Re: Marvel Cinematic Universe by Slider_Quinn21

I was there for a midnight premiere of Captain America; not an empty seat in the house.  It’s one of the few movies I’ve been to where at the end the audience stood up and cheered clapping; and I felt the same way.  The movie had alot of heart; and it really left me pumped up.

I attribute that more to director Joe Johnson than anything else.  That man really gets the idealized version of World War II filled with that innocent patriotism and a propaganda feel.  That’s really what Captain America is; it was a perfect fit.

Re: Marvel Cinematic Universe by Slider_Quinn21

I don't think that The First Avenger was a horrible movie. I rewatched it recently, and it's good enough. I just think that the movie had the potential to be a lot more, except that it was chained down to The Avengers. As a result, the Peggy relationship is a waste of time, and it feels like a lot of Captain America's story potential is thrown out the window, because they have to get him to the present by the end of the movie. The story didn't have a chance to breathe, so it ends up kinda feeling like an additional feature on some other movie's blu-ray, where we learn Cap's origin story.

It's far from the worst MCU movie, but it could have been a lot better if they'd been able to take their time with it and develop some of the relationships in the past.

Re: Marvel Cinematic Universe by Slider_Quinn21

I mean, I've read your idea on how the trilogy should've gone....building to him being frozen.  And I think that could've been a stronger story as far as Steve/Peggy, but I think for Steve on his own, I think it's fine to throw him right into the future.  He doesn't really get the Hollywood ending that he wants, and as soon as he feels comfortable with this life he's always dreamed of, it's torn away from him.

The other movies are really about Steve regaining what he lost.

I see where you're coming from regarding how the Avengers might've cut short a story that would've gone longer if they didn't need Steve in the future.  But if you consider his 1940s story done, then I don't think worldbuilding affected this movie as much as, say, Iron Man 2.

Re: Marvel Cinematic Universe by Slider_Quinn21

One problem is that Steve isn't really a character.
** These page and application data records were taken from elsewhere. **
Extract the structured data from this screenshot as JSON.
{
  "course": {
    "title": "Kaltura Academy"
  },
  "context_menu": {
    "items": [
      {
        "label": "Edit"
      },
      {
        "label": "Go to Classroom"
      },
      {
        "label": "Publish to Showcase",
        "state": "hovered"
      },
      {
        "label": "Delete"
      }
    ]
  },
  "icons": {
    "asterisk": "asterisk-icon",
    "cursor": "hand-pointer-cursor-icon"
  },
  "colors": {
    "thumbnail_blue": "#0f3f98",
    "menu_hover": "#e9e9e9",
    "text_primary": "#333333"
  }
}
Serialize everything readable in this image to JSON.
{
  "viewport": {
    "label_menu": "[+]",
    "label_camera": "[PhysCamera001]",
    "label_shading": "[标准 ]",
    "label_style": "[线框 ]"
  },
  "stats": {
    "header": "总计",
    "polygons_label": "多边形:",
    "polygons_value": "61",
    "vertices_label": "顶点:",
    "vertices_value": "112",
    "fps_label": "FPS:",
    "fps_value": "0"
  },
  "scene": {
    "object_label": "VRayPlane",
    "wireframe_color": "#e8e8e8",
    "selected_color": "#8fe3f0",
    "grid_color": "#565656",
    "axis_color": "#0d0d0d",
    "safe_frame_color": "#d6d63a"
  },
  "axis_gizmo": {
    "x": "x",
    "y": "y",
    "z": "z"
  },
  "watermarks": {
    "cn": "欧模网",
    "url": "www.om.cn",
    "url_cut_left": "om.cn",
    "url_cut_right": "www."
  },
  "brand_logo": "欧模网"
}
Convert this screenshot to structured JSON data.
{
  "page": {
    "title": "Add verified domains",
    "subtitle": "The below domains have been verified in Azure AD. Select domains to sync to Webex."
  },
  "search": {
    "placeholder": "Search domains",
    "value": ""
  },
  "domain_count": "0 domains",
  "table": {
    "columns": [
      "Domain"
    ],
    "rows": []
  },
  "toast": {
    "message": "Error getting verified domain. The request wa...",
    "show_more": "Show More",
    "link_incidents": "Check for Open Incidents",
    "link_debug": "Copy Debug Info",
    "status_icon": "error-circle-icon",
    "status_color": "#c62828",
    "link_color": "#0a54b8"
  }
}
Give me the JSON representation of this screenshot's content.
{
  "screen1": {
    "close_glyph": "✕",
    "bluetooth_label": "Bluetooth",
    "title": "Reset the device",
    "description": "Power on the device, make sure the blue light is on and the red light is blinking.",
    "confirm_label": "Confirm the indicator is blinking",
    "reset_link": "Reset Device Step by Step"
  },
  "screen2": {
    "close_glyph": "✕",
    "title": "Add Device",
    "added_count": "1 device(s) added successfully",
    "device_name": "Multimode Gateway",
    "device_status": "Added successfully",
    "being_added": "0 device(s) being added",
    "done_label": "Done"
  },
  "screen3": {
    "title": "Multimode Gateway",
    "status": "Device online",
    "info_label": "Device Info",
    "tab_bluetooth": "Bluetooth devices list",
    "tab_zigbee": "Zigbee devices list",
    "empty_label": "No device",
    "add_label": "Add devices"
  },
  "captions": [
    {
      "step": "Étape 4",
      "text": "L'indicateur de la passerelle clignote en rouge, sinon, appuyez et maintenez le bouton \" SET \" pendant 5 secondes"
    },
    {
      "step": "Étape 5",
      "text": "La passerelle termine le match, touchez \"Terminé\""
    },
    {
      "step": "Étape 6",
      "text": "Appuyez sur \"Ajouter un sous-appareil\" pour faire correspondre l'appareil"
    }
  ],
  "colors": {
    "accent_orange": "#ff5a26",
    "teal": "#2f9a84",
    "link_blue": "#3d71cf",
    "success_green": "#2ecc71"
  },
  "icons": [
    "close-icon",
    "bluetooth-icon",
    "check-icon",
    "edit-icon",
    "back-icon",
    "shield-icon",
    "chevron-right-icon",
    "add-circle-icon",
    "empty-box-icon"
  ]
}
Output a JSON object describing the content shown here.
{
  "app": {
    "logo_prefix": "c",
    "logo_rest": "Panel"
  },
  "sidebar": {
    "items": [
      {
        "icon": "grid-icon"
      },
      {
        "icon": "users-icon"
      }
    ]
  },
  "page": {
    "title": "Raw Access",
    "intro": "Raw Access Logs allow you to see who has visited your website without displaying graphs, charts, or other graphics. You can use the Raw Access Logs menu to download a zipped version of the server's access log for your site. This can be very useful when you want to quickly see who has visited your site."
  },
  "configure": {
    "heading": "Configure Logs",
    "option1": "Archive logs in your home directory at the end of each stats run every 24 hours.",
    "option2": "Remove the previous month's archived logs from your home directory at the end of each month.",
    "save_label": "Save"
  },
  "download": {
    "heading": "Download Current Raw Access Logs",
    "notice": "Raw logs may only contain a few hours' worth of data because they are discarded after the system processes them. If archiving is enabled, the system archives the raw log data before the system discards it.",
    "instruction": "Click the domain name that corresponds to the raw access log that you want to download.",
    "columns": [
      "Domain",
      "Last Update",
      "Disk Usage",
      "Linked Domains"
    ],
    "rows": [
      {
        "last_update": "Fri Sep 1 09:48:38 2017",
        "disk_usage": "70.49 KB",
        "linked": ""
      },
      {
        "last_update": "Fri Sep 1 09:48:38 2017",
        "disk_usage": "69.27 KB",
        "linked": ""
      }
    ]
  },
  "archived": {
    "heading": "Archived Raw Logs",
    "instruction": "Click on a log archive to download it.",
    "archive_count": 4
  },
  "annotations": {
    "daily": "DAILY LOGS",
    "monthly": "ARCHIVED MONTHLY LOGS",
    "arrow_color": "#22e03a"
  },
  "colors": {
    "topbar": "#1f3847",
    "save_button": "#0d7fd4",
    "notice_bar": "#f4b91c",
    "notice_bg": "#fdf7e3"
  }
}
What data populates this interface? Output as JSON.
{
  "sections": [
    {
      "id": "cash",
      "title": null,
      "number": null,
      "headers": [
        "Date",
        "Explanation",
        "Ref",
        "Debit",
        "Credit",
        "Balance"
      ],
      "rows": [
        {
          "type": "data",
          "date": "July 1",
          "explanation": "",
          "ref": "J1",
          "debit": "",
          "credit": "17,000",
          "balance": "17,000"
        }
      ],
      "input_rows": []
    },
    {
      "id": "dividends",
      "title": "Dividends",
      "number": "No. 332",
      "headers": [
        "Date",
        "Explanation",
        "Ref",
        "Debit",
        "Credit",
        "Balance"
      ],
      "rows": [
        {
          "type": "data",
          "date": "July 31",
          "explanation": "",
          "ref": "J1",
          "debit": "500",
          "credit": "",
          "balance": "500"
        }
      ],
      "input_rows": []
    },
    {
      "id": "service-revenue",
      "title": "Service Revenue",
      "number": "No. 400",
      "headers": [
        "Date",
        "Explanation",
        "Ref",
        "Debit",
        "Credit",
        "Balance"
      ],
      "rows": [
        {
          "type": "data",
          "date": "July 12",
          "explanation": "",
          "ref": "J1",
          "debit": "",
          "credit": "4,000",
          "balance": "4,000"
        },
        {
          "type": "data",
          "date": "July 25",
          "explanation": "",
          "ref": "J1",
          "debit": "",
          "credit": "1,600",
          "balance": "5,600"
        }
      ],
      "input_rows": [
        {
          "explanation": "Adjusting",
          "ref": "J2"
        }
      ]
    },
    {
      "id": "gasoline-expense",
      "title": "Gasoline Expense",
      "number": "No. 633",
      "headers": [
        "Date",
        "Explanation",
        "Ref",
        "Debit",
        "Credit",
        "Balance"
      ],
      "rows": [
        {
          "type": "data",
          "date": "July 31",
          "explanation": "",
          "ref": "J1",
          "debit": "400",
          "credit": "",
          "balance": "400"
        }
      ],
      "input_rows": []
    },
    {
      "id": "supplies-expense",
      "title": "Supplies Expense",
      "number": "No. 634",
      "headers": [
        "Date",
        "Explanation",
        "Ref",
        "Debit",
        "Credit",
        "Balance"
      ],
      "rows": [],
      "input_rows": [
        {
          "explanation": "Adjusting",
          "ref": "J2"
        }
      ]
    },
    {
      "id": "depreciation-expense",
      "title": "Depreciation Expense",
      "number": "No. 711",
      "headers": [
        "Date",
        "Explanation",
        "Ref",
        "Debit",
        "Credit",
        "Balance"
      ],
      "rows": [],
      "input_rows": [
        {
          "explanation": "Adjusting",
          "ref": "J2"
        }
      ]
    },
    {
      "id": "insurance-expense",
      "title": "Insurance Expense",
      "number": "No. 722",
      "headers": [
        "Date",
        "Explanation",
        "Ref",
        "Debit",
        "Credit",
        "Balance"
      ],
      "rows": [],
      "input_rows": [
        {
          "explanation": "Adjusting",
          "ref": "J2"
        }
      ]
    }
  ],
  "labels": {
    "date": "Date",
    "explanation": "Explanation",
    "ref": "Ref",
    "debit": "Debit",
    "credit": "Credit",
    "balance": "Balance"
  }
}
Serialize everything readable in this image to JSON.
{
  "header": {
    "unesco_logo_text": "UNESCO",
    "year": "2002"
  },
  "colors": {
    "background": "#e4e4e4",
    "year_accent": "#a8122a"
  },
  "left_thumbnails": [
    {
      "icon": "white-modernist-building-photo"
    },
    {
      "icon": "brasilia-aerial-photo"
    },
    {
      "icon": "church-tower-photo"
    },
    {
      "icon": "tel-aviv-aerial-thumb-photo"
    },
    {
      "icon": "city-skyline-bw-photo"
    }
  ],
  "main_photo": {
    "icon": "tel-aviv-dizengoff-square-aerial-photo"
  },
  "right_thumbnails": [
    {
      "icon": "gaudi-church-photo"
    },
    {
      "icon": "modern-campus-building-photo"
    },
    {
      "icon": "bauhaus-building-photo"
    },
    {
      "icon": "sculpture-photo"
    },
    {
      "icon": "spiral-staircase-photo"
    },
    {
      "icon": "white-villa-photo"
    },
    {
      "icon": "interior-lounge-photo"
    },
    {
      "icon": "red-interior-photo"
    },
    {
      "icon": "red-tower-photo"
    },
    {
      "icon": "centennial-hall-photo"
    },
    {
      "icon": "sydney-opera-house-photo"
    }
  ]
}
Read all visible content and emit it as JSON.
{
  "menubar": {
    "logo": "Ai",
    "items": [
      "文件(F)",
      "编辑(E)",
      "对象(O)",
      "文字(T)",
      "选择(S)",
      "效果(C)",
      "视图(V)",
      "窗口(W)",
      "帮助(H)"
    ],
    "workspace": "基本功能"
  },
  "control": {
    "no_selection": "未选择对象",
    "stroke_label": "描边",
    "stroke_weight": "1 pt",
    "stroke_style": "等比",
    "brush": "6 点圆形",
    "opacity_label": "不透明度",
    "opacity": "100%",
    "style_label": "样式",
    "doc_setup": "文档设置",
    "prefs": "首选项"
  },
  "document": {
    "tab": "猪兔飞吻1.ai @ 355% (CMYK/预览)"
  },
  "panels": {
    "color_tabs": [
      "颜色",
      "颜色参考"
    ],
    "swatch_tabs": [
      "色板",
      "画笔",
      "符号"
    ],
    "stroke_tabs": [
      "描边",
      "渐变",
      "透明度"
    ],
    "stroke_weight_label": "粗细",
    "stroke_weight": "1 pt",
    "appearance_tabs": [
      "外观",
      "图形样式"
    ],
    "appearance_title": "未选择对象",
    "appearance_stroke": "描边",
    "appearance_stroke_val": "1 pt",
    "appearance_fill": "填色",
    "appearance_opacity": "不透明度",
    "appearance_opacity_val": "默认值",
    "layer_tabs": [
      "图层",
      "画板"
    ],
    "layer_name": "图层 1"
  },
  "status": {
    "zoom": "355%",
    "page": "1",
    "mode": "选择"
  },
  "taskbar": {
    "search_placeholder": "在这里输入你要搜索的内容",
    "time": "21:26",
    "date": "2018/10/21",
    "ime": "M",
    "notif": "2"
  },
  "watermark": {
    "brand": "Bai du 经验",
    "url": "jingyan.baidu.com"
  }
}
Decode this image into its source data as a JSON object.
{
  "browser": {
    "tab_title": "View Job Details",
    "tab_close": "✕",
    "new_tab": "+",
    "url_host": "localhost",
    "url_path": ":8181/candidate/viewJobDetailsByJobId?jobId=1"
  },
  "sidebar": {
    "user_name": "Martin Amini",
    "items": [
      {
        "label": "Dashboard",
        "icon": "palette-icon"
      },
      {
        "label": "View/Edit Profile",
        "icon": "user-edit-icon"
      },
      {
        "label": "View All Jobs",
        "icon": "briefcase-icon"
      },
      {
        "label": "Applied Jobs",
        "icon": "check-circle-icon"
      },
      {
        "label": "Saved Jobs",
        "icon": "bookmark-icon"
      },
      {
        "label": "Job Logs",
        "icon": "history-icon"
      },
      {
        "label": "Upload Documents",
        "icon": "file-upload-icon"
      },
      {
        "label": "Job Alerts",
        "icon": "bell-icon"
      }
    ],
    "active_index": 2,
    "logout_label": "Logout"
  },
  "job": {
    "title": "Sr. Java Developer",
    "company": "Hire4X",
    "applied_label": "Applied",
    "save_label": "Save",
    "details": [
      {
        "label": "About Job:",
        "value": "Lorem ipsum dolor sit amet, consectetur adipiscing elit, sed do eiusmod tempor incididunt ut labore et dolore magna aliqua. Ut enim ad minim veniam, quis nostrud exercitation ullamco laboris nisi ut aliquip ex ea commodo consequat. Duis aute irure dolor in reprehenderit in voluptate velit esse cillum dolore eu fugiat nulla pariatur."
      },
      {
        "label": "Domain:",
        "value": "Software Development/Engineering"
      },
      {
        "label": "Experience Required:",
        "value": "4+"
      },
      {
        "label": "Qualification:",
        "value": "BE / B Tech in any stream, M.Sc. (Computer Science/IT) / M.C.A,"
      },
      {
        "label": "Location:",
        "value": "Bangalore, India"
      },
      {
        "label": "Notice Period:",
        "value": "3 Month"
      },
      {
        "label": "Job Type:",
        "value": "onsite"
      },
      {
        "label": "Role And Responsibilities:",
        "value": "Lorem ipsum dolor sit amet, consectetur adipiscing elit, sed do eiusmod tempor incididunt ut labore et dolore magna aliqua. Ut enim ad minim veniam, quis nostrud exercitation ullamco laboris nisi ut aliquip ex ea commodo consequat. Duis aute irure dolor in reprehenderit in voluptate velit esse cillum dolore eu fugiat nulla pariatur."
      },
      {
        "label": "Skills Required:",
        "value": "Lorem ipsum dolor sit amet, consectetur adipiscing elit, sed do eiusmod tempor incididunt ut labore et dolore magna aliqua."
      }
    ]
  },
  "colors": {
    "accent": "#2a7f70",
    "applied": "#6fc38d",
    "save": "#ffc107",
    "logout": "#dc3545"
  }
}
It's just Captain America. Yeah, Bucky ties into who he was, but in a way that is entirely about Captain America.

But this is a problem for a lot of Marvel movies. They're built around the concepts for big action sequences rather than character. I guess that's their purpose, so it isn't a failure for them. It's just not how I prefer things.

Re: Marvel Cinematic Universe by Slider_Quinn21

I don't know if I agree with that.  Steve is a boring character, but he's boring in a lot of the same way (comic) Superman is boring.  He does the right thing.  He thinks with his conscience.  And he's willing to fight if someone disagrees with him.

That's sorta what I'm talking about in my review.  I was surprised at how much character stuff there was.  I think they missed the mark on some stuff, but you get a pretty good idea about the depth of his friendship with Bucky.  You get a pretty decent idea of what makes this guy tick and what makes him angry.  When you look at the Captain America trilogy, there's actually a decent foundation for those movies.  First Avenger is the worst of the three (in my opinion), but it's almost a Batman Begins situation.  Dark Knight is a better movie, but there's no Dark Knight if Batman Begins didn't do heavy lifting.

I was impressed.  Not blown away.  But impressed.

Re: Marvel Cinematic Universe by Slider_Quinn21

Of the three, I'd say that Civil War was the worst for me. It's one of the worst MCU movies that I've seen, because it's like the writers stopped pretending to care about a plot at some point. I'm far less likely to go back to rewatchable Civil War than I am the other two.

I will agree that The First Avenger had the most character depth for Steve as a person. I'd have just liked to have seen more development of that character.

This is why I like Man of Steel. Superman is usually a pretty boring, poorly written character. Man of Steel was all about developing Clark and using that development to drive the story.